> _Exercise requirements_
Leave the pictures out and reproduce all the entries word for word.

(Data about app and page elements)
^^^^^^^^
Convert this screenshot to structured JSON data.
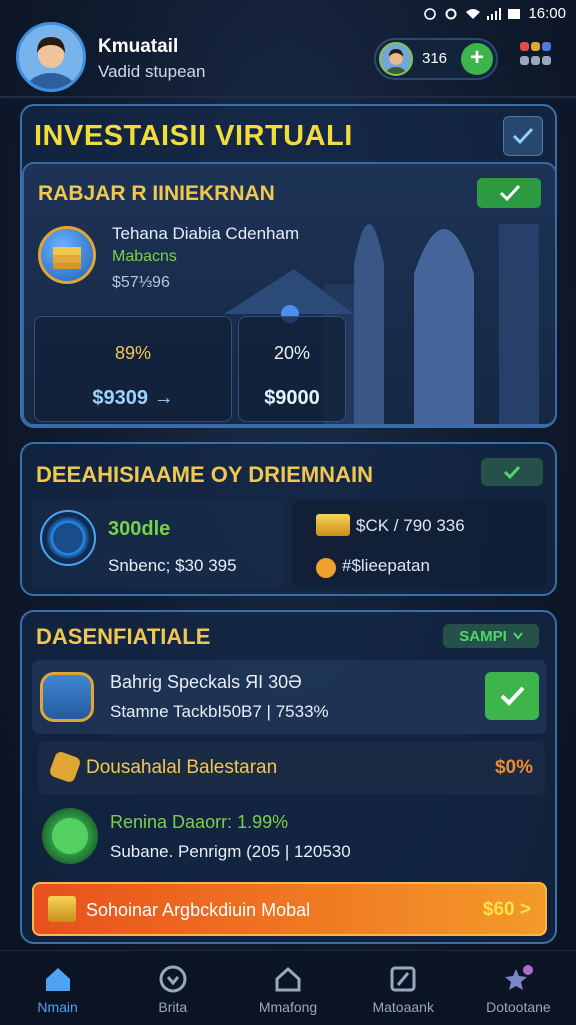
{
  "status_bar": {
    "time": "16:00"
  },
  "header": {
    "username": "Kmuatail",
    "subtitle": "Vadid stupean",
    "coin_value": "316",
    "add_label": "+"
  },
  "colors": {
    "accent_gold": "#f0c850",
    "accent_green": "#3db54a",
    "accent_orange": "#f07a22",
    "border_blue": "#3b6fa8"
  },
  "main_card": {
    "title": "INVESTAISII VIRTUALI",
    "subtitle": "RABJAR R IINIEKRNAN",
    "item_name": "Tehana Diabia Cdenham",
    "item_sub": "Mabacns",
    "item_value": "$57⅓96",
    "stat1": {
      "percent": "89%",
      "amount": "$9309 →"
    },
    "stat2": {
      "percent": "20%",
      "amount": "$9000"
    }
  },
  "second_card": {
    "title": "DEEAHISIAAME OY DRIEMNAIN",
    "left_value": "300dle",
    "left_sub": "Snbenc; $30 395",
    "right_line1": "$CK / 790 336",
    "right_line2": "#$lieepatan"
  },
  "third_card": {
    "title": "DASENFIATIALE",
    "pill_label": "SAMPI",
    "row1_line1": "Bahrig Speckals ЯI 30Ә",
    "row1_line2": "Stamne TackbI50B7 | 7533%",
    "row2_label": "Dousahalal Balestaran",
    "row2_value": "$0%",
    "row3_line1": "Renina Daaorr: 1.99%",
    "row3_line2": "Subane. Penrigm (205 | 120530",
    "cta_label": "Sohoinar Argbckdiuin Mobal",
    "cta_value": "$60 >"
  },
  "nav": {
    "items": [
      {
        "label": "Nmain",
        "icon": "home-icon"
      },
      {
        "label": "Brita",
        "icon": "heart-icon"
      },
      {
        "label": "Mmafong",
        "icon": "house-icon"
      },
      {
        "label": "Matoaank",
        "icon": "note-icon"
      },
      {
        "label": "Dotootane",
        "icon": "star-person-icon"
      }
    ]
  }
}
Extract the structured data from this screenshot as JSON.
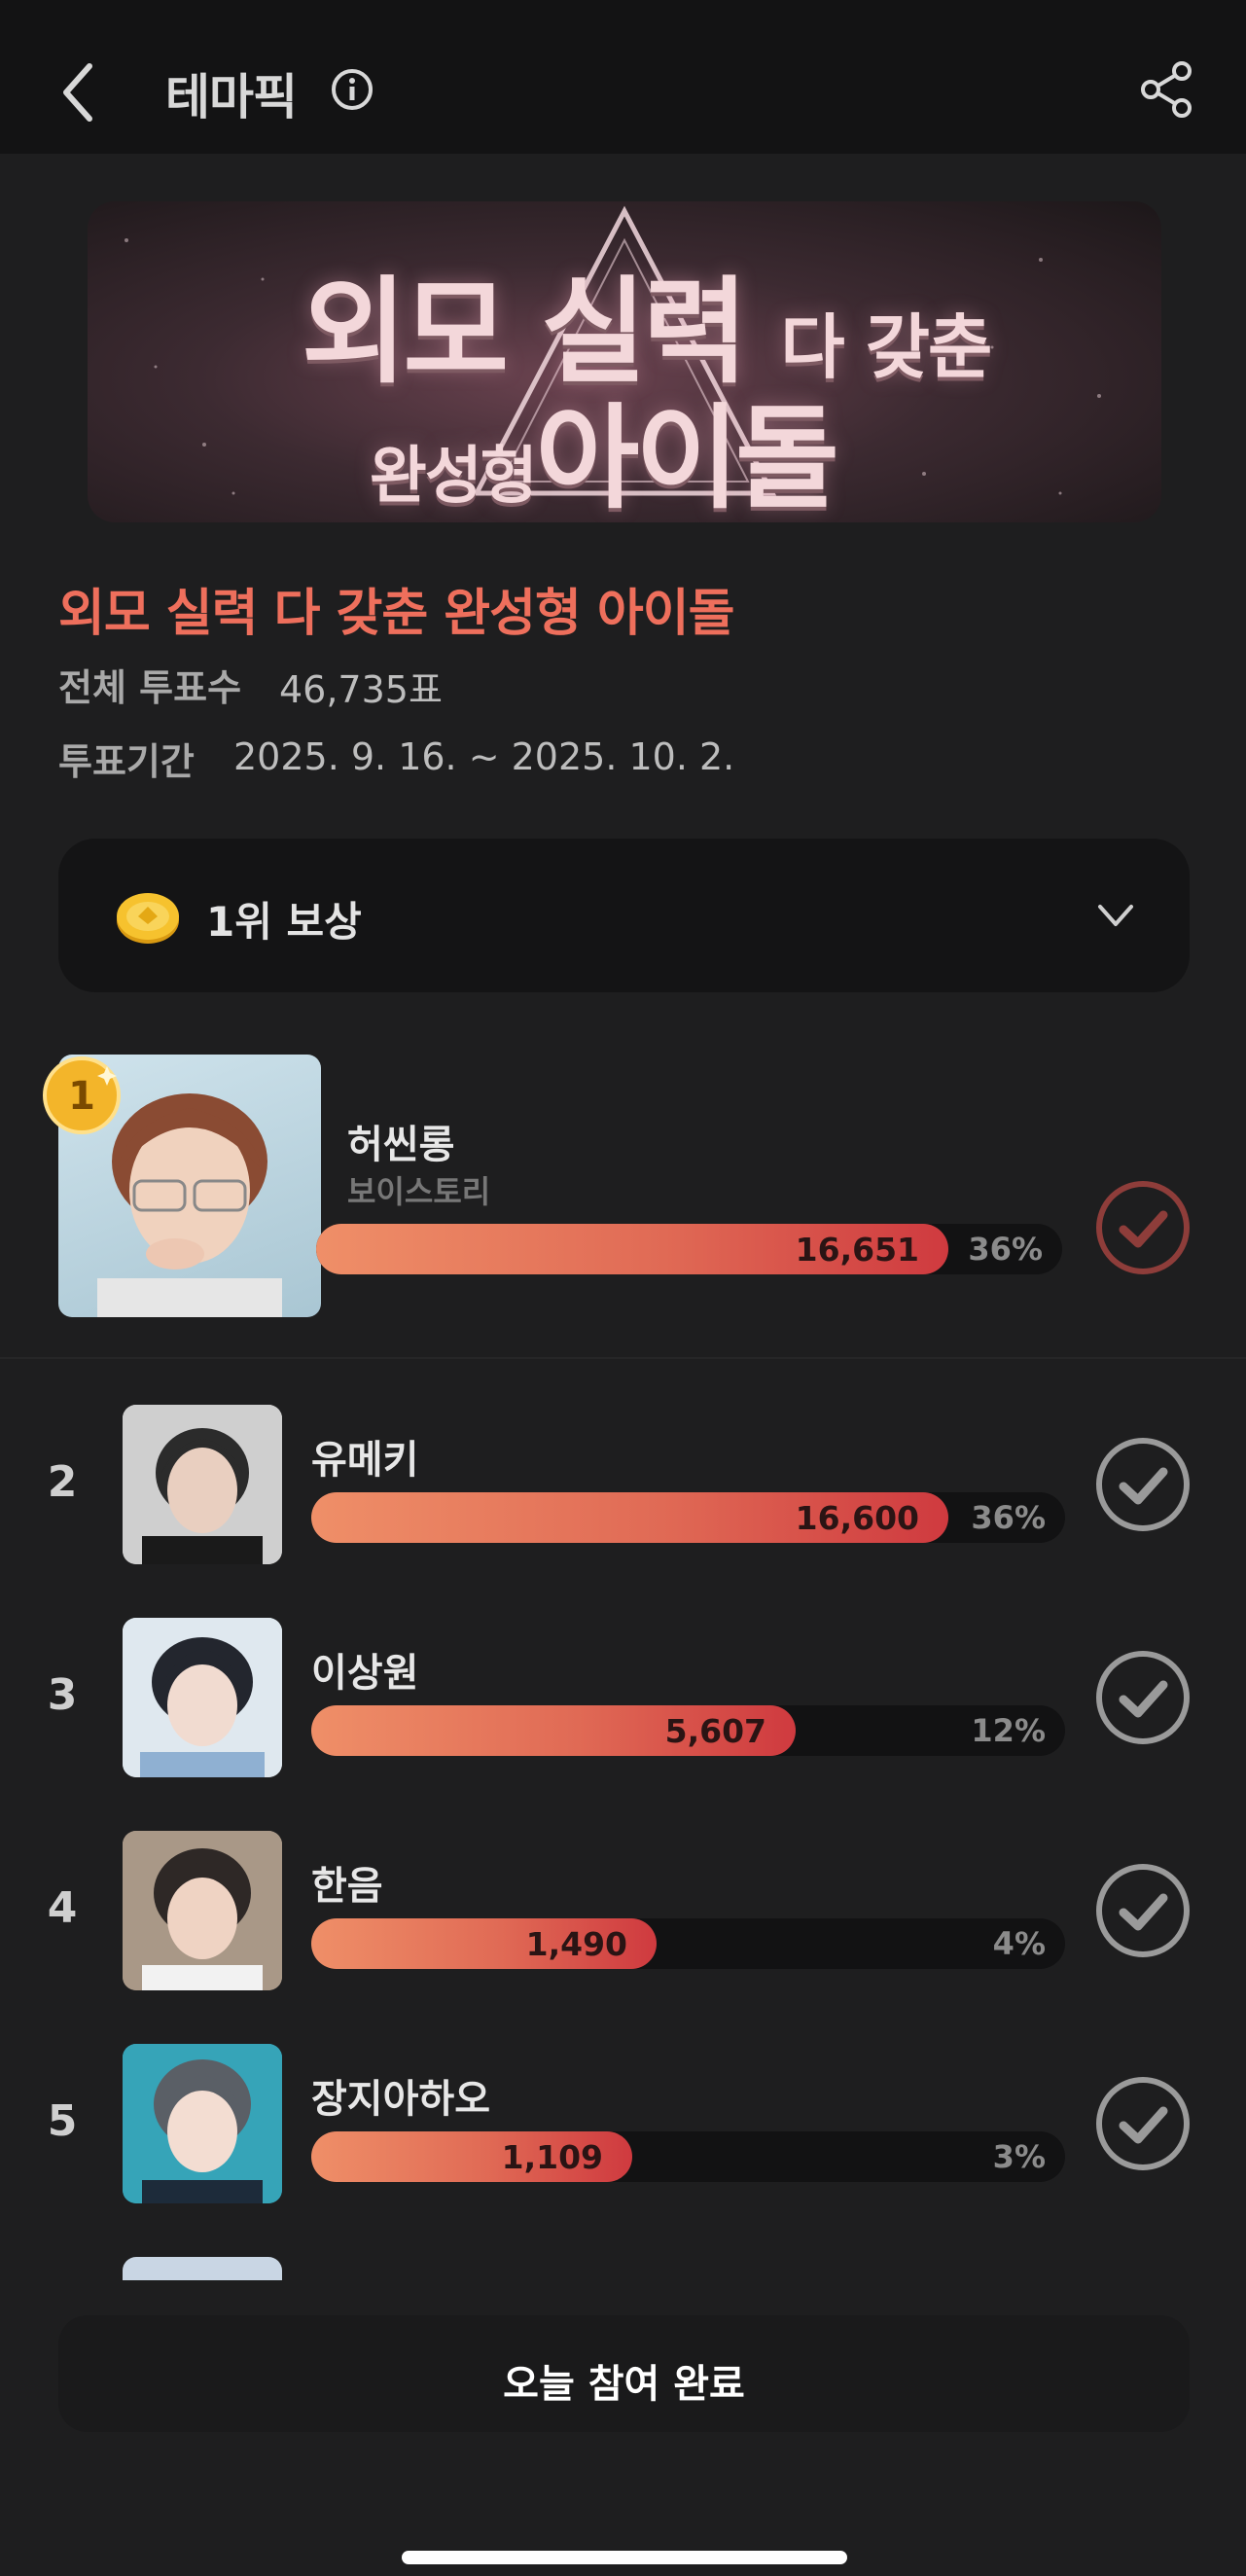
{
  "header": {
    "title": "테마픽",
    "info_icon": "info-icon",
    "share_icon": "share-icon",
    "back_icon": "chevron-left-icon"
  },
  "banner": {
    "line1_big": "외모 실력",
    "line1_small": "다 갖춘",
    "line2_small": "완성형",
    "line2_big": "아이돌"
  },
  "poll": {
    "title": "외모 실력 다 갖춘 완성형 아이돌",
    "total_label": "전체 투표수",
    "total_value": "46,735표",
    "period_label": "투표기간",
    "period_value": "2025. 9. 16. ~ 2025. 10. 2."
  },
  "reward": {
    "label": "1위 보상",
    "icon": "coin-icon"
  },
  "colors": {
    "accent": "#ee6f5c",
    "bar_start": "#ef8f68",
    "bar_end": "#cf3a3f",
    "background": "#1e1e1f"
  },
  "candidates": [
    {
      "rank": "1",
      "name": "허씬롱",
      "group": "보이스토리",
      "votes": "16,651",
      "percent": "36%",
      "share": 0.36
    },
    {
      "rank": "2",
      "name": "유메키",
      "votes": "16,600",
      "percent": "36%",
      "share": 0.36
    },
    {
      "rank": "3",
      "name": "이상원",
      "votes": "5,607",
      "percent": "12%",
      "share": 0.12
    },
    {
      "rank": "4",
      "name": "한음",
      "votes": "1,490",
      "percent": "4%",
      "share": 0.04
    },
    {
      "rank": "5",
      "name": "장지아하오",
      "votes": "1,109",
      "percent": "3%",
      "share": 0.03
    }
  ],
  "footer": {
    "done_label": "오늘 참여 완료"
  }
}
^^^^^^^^
> _Problem solution_
Convert this screenshot to structured JSON data.
{
  "status_bar": {
    "time": "16:00"
  },
  "header": {
    "username": "Kmuatail",
    "subtitle": "Vadid stupean",
    "coin_value": "316",
    "add_label": "+"
  },
  "colors": {
    "accent_gold": "#f0c850",
    "accent_green": "#3db54a",
    "accent_orange": "#f07a22",
    "border_blue": "#3b6fa8"
  },
  "main_card": {
    "title": "INVESTAISII VIRTUALI",
    "subtitle": "RABJAR R IINIEKRNAN",
    "item_name": "Tehana Diabia Cdenham",
    "item_sub": "Mabacns",
    "item_value": "$57⅓96",
    "stat1": {
      "percent": "89%",
      "amount": "$9309 →"
    },
    "stat2": {
      "percent": "20%",
      "amount": "$9000"
    }
  },
  "second_card": {
    "title": "DEEAHISIAAME OY DRIEMNAIN",
    "left_value": "300dle",
    "left_sub": "Snbenc; $30 395",
    "right_line1": "$CK / 790 336",
    "right_line2": "#$lieepatan"
  },
  "third_card": {
    "title": "DASENFIATIALE",
    "pill_label": "SAMPI",
    "row1_line1": "Bahrig Speckals ЯI 30Ә",
    "row1_line2": "Stamne TackbI50B7 | 7533%",
    "row2_label": "Dousahalal Balestaran",
    "row2_value": "$0%",
    "row3_line1": "Renina Daaorr: 1.99%",
    "row3_line2": "Subane. Penrigm (205 | 120530",
    "cta_label": "Sohoinar Argbckdiuin Mobal",
    "cta_value": "$60 >"
  },
  "nav": {
    "items": [
      {
        "label": "Nmain",
        "icon": "home-icon"
      },
      {
        "label": "Brita",
        "icon": "heart-icon"
      },
      {
        "label": "Mmafong",
        "icon": "house-icon"
      },
      {
        "label": "Matoaank",
        "icon": "note-icon"
      },
      {
        "label": "Dotootane",
        "icon": "star-person-icon"
      }
    ]
  }
}
Extract the structured data from this screenshot as JSON.
{
  "header": {
    "title": "테마픽",
    "info_icon": "info-icon",
    "share_icon": "share-icon",
    "back_icon": "chevron-left-icon"
  },
  "banner": {
    "line1_big": "외모 실력",
    "line1_small": "다 갖춘",
    "line2_small": "완성형",
    "line2_big": "아이돌"
  },
  "poll": {
    "title": "외모 실력 다 갖춘 완성형 아이돌",
    "total_label": "전체 투표수",
    "total_value": "46,735표",
    "period_label": "투표기간",
    "period_value": "2025. 9. 16. ~ 2025. 10. 2."
  },
  "reward": {
    "label": "1위 보상",
    "icon": "coin-icon"
  },
  "colors": {
    "accent": "#ee6f5c",
    "bar_start": "#ef8f68",
    "bar_end": "#cf3a3f",
    "background": "#1e1e1f"
  },
  "candidates": [
    {
      "rank": "1",
      "name": "허씬롱",
      "group": "보이스토리",
      "votes": "16,651",
      "percent": "36%",
      "share": 0.36
    },
    {
      "rank": "2",
      "name": "유메키",
      "votes": "16,600",
      "percent": "36%",
      "share": 0.36
    },
    {
      "rank": "3",
      "name": "이상원",
      "votes": "5,607",
      "percent": "12%",
      "share": 0.12
    },
    {
      "rank": "4",
      "name": "한음",
      "votes": "1,490",
      "percent": "4%",
      "share": 0.04
    },
    {
      "rank": "5",
      "name": "장지아하오",
      "votes": "1,109",
      "percent": "3%",
      "share": 0.03
    }
  ],
  "footer": {
    "done_label": "오늘 참여 완료"
  }
}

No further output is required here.